The 5 hour flight was uneventful and in the blink of an eye we were face to face with loved ones. Our dear friend Alisa (Maggie’s mom) drove her commuter van down to pick us up. When they pulled up curbside my wife was hanging a welcome home sign out the window! We all hugged saying our last goodbyes as Paul and Mason went their separate ways with family and friends. Climbing into the van sitting next to my wife for the ride home the whole trip seemed surreal. A years’ worth of planning, fundraising, meetings the anticipation of going and it was all over, done, we were home. Sharing our stories of adventure with Alisa and my wife Jacy the trip home went very quickly. My body was exhausted; there was a numbness that took over as we made our way to the house at 1 am Sunday morning.
Hot water! Hot water flowing over my body in copious amounts! Soap and a towel smelling of bleach; the sound of little Parker snoring while Jake sleeps quietly in the bunk above him, being home is grand.

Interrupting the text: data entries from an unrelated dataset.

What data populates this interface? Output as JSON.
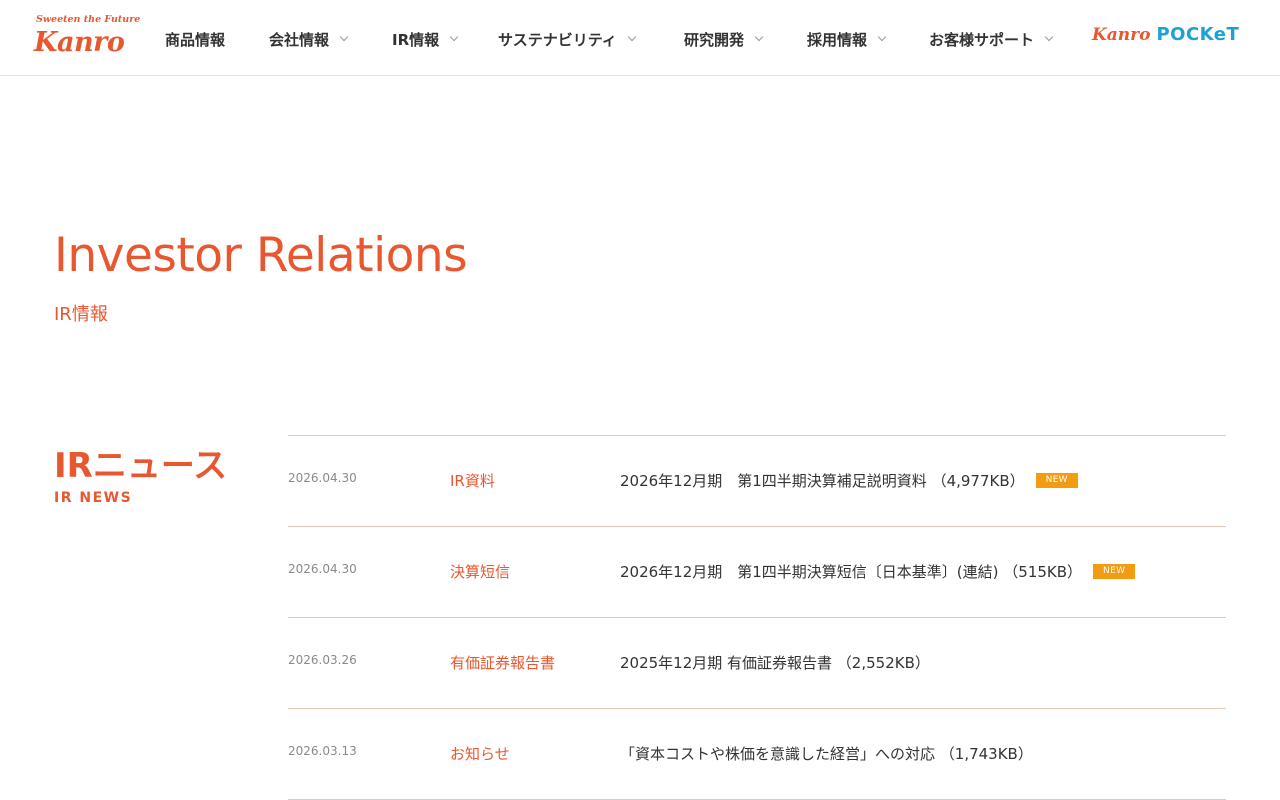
{
  "brand": {
    "tagline": "Sweeten the Future",
    "name": "Kanro",
    "pocket_brand": "Kanro",
    "pocket_name": "POCKeT",
    "accent_color": "#e8572f",
    "pocket_color": "#1ba2d4"
  },
  "nav": {
    "items": [
      {
        "label": "商品情報",
        "has_dropdown": false
      },
      {
        "label": "会社情報",
        "has_dropdown": true
      },
      {
        "label": "IR情報",
        "has_dropdown": true
      },
      {
        "label": "サステナビリティ",
        "has_dropdown": true
      },
      {
        "label": "研究開発",
        "has_dropdown": true
      },
      {
        "label": "採用情報",
        "has_dropdown": true
      },
      {
        "label": "お客様サポート",
        "has_dropdown": true
      }
    ]
  },
  "hero": {
    "title": "Investor Relations",
    "subtitle": "IR情報"
  },
  "news": {
    "heading": "IRニュース",
    "subheading": "IR NEWS",
    "new_badge_color": "#f39c12",
    "items": [
      {
        "date": "2026.04.30",
        "category": "IR資料",
        "title": "2026年12月期　第1四半期決算補足説明資料 （4,977KB）",
        "badge": "NEW"
      },
      {
        "date": "2026.04.30",
        "category": "決算短信",
        "title": "2026年12月期　第1四半期決算短信〔日本基準〕(連結) （515KB）",
        "badge": "NEW"
      },
      {
        "date": "2026.03.26",
        "category": "有価証券報告書",
        "title": "2025年12月期 有価証券報告書 （2,552KB）",
        "badge": ""
      },
      {
        "date": "2026.03.13",
        "category": "お知らせ",
        "title": "「資本コストや株価を意識した経営」への対応 （1,743KB）",
        "badge": ""
      }
    ]
  }
}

Slipping into a clean shirt and shorts, I stroll downstairs, peek in on Jessica then over to check on Cody finding him completely passed out, his dog Cricket (who he missed more than family) snuggled up to him lying under his arm. I whisper Goodnight son, thank you for coming with me on this great adventure, I love you. Then slowly close his door as Cricket raises an ear at the creaky hinges.
Climbing into bed, looking at my wife lying next to me sleeping I feel as though I may be the luckiest man alive; a nice house, a soft bed, a woman who loves me, food in my refrigerator, an awesome family, wonderful friends and a great job. When I left for Haiti my feelings were that of a married man with a wonderful family, yet I didn’t have enough, I wanted more, feeling as though with budget cuts at work, an increased workload (both at work and home) and a severely dwindling income our lives were becoming extremely difficult. Over ten days I learned what difficult truly was, I also learned how to be happy even content with my life in those same ten days. I learned from emulating my Haitian friends.
A Haitian is thankful for each day
A Haitian is thankful for the food on their plate
A Haitian is thankful for friends and family, willing to do anything at anytime or anywhere for someone in need
A Haitian is thankful for God’s love
A Haitian believes every little moment is a gift from God
A Haitian believes hardship instills belief and all hardships can be overcome with a willing attitude
A Haitian doesn’t know the word can’t
A group of Haitians changed my life forever. I am filled with joy, love and appreciation for all God has blessed me with in this life. For that I can never repay them, I pray for the little group in Leveque and hope one day I can revisit this special place to sit and worship in a brand new church. A church built with love and devotion from many caring hands who know there are no obstacles that can’t be overcome with God’s help.
And to our church group; the nine of you are amazing human beings. You are all caring, loving, hard-working people who I am very proud to call my friends. We may not talk everyday, we may only see each other once in a while or only know what the other is up to through Facebook but there is one thing we will share for eternity. It will bind us till the day we leave this earth.
I love you all, thank you for the time of my life..